“Polluted air can affect lung development in children, cause or worsen asthma, allergic disorders and the lung disease COPD that means permanent narrowing of the airways, not to forget lung cancer. It is dangerous for every single person to ignore the pollution problem –  we must act now for better air quality now and we will see immediate short term benefits for our health as well as save our children and grandchildren a lot of future trouble,” said Chairman of the Executive Board of the Association Air for Health and lung expert, Dr. Alexander Simidchiev.

Anna already knows this.

“Most of our family friends with children have to always keep a nebulizer at home – it is so obvious that respiratory tract diseases are the most common diseases among small children and babies,” she says.

In her opinion, the problem could easily be solved: “The municipalities in some regions like ours could financially stimulate households to use more effective and more eco-friendly heating systems. In my household for example, we use pellets which make no smoke and have less negative effects on the air quality.”

Her voice is now joined by the medical profession in her country.

According to their press release, through the Unmask My City initiative, doctors and health groups are calling for concrete and tangible solutions for the citizens of Sofia and Bulgaria, including the following:

• Comply with legally binding EU air quality standards.
• Establish air quality standards (limit values) ​​for PM10 and PM2.5 in accordance with recommendations of the World Health Organization.
• Health professionals should become engaged on air quality, including on policy changes, and should inform the public on health risks due to air pollution and alert their patients when air pollution exceeds EU or WHO guidelines.
• Move away from coal energy to renewable energy sources and promote energy savings. Prioritize energy efficiency and renewable energy projects.
• Promote renewable energy systems for household heating and transitioning away from fossil fuel use.
• Put strict emissions standards for vehicles in urban zones; and implement the “polluter pays” principle with sanctions for those not sticking to the rules.
• Make active travel, including walking and cycling and sustainable public transport, the backbone of city transport policies.

But doctors aren’t the only ones speaking up.

This May, a year after after Bulgaria (along with several other European states) received a rap on the knuckles by the European Union for its poor air quality record, Sofia citizens filed a class action suit against the municipality, despite the EU observing that the country’s air quality had in fact improved after the reprimand.

According to media reports, the courts closed the case, but a group of public organizations recently filed an appeal.

Citizen action has also given rise to monitoring website AirSofia.Info in response to a perceived lack of consistent and reliable data on air pollution in the city.

It maintains an interactive map of Sofia divided into hexagonal zones in which volunteers with air quality monitors provide measurements daily.

“Today, after thousands of hours of volunteer work, we do over 100,000 daily measurements on the territory of the capital,” to the movement’s Facebook page states.

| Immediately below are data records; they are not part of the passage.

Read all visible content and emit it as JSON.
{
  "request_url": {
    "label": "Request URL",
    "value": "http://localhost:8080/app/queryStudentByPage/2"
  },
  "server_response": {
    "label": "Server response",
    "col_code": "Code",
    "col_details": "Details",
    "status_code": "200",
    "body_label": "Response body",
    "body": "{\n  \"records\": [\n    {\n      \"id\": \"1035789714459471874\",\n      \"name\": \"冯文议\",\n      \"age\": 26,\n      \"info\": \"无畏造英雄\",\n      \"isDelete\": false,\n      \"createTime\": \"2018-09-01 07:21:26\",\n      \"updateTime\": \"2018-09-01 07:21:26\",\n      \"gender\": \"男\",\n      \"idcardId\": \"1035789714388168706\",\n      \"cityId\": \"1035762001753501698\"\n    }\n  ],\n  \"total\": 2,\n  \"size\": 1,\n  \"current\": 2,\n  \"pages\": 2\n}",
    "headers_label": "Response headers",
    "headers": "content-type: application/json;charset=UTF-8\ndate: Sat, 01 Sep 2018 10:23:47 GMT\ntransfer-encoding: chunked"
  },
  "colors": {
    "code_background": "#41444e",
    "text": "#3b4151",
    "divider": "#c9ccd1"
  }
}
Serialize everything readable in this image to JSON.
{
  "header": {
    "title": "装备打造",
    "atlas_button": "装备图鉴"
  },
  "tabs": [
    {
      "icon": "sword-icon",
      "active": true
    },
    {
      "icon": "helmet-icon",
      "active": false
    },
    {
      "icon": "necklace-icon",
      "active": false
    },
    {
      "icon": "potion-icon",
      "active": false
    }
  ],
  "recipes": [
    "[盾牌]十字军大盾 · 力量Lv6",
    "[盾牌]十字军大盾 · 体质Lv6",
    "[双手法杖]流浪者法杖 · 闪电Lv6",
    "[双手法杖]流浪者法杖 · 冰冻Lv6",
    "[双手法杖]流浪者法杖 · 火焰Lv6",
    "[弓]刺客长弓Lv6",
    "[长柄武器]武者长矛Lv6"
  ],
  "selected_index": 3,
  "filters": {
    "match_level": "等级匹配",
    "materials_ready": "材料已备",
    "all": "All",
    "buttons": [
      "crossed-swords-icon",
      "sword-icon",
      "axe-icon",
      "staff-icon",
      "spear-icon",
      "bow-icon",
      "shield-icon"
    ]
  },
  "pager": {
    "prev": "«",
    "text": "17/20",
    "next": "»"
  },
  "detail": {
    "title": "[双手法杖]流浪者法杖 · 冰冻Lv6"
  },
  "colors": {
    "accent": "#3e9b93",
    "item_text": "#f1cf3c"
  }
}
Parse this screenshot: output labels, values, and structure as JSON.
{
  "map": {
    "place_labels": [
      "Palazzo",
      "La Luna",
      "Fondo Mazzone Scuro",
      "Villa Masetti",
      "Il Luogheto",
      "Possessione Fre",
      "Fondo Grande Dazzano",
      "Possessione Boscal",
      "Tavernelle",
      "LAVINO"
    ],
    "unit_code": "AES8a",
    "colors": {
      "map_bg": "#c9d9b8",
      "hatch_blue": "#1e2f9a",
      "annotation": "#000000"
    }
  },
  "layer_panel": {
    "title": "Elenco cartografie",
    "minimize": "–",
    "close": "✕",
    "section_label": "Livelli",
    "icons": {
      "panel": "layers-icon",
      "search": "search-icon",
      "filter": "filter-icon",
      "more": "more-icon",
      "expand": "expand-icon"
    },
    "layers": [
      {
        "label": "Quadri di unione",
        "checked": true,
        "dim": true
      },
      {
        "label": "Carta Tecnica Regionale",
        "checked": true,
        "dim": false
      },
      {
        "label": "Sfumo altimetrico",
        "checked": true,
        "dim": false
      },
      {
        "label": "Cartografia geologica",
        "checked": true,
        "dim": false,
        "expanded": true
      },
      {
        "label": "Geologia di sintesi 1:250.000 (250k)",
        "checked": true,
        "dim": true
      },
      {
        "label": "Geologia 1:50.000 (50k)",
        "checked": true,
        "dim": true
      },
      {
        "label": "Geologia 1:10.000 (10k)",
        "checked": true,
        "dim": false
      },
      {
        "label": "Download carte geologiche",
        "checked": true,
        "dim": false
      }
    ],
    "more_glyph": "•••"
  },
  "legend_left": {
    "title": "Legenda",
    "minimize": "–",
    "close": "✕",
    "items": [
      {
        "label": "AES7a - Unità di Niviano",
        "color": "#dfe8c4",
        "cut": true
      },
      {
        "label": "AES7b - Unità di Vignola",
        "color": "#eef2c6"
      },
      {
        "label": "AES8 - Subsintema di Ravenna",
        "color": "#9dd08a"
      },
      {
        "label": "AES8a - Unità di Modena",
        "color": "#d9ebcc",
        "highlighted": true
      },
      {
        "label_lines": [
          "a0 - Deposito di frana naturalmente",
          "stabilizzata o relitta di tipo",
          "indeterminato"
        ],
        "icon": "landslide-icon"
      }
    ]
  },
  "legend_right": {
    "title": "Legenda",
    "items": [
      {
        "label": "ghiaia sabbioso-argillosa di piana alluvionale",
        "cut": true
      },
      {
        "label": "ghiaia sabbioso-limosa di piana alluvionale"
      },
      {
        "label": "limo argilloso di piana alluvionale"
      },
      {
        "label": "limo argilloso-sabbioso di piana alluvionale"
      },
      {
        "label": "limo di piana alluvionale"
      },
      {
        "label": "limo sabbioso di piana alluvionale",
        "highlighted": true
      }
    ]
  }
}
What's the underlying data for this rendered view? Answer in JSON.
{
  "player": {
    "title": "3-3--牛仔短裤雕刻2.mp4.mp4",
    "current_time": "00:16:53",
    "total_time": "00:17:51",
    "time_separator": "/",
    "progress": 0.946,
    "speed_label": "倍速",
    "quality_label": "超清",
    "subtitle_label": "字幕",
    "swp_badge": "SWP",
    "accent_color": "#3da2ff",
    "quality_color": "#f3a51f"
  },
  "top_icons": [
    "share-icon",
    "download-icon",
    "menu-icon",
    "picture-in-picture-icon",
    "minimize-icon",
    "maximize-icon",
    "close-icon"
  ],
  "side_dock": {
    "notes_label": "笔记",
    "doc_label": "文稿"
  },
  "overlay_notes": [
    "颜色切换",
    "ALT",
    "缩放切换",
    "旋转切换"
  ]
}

We deliver to society the most comprehensive picture of the state of pollution in real time,” it continues. 

The site is more than a public information initiative, however– those who run it see it as a way to measure the effectiveness of any implemented measures and hold policymakers accountable for results. 

“We citizens now have a way to see if what they have done is enough,” it states. 

Read more here.